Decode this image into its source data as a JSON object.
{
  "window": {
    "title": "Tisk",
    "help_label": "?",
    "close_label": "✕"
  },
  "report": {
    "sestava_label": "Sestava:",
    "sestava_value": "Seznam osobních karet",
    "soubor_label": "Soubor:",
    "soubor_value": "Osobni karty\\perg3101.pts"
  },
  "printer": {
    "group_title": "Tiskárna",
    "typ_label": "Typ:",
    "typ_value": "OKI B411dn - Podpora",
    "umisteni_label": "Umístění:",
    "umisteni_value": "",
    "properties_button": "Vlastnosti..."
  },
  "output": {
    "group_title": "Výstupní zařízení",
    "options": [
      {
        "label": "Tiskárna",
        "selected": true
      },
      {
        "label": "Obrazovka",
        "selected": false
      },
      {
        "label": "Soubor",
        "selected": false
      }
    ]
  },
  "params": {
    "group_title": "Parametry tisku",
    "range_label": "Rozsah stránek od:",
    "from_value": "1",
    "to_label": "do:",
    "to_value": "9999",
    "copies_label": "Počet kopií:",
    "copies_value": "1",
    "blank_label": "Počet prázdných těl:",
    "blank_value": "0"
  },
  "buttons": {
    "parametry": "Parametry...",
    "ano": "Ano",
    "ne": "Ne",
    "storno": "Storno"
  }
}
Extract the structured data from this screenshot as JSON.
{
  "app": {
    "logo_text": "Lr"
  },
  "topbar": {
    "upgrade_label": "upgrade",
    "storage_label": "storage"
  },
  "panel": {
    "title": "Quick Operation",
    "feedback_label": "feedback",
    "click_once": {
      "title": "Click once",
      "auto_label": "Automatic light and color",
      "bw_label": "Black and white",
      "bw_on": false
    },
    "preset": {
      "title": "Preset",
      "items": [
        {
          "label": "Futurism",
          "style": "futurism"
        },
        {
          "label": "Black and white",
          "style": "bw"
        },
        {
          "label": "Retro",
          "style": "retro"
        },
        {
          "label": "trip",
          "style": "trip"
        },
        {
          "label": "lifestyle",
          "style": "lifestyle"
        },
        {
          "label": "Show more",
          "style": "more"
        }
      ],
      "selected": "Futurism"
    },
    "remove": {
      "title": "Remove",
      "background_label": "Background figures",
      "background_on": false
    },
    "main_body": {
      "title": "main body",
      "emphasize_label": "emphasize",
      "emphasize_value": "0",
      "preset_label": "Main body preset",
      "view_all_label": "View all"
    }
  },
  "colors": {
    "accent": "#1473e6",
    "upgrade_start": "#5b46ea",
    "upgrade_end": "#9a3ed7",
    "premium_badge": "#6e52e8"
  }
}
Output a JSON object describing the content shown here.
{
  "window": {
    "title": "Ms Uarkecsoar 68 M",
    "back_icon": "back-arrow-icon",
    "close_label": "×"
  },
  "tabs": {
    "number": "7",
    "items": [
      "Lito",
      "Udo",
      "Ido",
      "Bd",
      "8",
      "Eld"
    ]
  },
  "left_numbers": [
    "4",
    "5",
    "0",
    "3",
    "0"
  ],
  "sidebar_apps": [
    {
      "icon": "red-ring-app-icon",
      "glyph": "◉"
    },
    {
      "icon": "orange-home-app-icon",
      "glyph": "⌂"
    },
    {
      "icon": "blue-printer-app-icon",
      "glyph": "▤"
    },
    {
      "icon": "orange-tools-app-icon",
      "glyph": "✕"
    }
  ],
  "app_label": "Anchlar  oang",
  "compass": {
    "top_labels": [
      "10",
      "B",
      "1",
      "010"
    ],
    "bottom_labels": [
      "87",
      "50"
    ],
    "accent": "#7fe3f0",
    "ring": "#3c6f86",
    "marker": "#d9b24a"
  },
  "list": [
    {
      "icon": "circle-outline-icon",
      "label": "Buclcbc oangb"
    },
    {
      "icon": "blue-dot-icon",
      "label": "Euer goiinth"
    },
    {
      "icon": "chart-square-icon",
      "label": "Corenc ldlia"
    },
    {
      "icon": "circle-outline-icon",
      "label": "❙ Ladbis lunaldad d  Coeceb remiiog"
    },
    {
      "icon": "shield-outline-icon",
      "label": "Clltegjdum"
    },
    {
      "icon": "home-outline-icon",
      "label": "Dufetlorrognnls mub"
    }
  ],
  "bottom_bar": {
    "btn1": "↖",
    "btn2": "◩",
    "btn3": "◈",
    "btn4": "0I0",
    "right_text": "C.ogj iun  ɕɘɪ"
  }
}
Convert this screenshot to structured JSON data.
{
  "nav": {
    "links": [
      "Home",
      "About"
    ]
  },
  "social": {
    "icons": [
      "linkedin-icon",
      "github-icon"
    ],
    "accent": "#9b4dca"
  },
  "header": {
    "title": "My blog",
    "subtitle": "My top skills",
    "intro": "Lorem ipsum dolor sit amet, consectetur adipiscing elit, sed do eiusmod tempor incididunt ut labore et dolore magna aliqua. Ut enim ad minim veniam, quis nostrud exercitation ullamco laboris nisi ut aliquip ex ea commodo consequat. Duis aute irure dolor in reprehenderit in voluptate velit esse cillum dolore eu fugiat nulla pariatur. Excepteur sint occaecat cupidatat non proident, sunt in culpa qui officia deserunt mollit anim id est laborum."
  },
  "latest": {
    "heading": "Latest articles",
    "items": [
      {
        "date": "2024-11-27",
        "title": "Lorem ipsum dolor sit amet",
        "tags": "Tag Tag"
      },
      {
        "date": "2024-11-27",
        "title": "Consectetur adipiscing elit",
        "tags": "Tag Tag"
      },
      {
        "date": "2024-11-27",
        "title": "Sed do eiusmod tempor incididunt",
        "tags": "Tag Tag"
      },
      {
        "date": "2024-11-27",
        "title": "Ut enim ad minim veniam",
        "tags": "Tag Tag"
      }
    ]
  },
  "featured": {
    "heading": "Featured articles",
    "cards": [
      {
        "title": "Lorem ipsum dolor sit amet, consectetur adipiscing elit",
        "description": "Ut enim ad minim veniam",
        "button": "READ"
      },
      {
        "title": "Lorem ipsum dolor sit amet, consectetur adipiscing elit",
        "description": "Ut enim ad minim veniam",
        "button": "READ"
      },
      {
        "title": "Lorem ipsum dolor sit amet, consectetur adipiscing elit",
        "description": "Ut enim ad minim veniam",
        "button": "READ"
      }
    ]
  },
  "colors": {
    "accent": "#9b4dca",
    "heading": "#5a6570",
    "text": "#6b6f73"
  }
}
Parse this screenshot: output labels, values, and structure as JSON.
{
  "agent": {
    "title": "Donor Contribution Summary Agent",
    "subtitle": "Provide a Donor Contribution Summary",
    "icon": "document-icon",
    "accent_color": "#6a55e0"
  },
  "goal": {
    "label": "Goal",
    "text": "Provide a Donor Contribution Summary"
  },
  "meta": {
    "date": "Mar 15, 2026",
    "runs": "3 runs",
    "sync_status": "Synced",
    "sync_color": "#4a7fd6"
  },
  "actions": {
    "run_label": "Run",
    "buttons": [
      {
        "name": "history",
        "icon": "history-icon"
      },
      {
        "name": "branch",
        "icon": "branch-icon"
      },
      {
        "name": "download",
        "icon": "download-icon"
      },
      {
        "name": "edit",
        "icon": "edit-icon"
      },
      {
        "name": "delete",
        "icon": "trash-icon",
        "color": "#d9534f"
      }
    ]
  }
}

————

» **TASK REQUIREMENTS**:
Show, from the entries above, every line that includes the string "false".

» **FINAL ANSWER**:
        "selected": false
        "selected": false
      "bw_on": false
      "background_on": false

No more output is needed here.